:: The task ::
How many lines in the listing include the string "color"? Reply with the number alone.

:: Task data ::

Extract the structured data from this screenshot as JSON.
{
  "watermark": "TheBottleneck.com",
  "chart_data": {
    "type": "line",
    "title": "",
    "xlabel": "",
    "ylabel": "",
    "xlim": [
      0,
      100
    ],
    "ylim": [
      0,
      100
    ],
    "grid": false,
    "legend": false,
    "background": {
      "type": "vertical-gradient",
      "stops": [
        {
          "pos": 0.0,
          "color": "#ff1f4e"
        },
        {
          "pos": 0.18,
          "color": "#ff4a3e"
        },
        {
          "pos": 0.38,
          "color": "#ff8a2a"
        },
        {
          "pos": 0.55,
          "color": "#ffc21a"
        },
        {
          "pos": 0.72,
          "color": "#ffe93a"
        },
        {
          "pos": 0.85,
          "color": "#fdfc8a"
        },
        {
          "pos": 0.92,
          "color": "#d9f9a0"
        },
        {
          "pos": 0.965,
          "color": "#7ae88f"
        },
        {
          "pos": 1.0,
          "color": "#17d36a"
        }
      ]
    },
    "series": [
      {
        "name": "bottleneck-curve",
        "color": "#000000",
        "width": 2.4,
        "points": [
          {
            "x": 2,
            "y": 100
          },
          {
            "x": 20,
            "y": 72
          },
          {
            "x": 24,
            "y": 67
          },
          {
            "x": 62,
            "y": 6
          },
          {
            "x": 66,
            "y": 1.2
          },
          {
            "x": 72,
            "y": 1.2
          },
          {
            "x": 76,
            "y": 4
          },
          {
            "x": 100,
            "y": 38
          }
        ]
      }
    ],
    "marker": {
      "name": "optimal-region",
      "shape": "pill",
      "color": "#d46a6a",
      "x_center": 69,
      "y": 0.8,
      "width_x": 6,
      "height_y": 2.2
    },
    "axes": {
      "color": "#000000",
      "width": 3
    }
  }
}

:: Output of the task ::
12